[Listed entries]
◇ ◇ ◇ ◇ ◇

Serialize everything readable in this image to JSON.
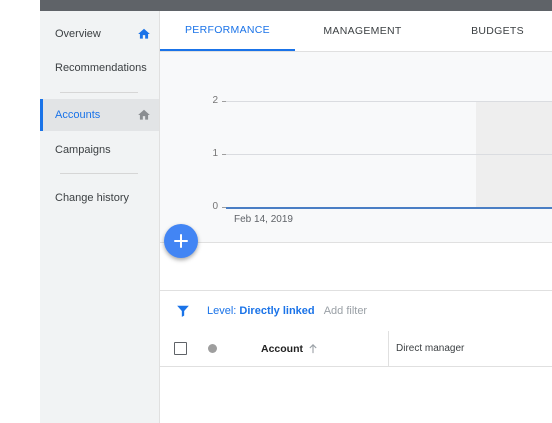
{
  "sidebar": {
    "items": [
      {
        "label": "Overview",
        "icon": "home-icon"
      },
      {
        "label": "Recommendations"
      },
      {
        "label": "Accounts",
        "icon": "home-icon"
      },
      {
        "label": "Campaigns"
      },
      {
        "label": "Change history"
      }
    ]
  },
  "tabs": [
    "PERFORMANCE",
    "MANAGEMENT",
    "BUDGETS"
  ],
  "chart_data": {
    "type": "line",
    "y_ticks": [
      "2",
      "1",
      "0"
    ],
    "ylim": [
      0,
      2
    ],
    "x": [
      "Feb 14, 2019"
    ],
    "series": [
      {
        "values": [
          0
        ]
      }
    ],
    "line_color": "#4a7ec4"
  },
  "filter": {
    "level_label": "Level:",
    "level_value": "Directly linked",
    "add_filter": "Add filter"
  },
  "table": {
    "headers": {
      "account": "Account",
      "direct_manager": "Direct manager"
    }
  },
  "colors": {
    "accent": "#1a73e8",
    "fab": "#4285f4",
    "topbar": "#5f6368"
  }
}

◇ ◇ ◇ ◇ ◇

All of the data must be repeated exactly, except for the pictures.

[Response below]
Serialize everything readable in this image to JSON.
{
  "sidebar": {
    "items": [
      {
        "label": "Overview",
        "icon": "home-icon"
      },
      {
        "label": "Recommendations"
      },
      {
        "label": "Accounts",
        "icon": "home-icon"
      },
      {
        "label": "Campaigns"
      },
      {
        "label": "Change history"
      }
    ]
  },
  "tabs": [
    "PERFORMANCE",
    "MANAGEMENT",
    "BUDGETS"
  ],
  "chart_data": {
    "type": "line",
    "y_ticks": [
      "2",
      "1",
      "0"
    ],
    "ylim": [
      0,
      2
    ],
    "x": [
      "Feb 14, 2019"
    ],
    "series": [
      {
        "values": [
          0
        ]
      }
    ],
    "line_color": "#4a7ec4"
  },
  "filter": {
    "level_label": "Level:",
    "level_value": "Directly linked",
    "add_filter": "Add filter"
  },
  "table": {
    "headers": {
      "account": "Account",
      "direct_manager": "Direct manager"
    }
  },
  "colors": {
    "accent": "#1a73e8",
    "fab": "#4285f4",
    "topbar": "#5f6368"
  }
}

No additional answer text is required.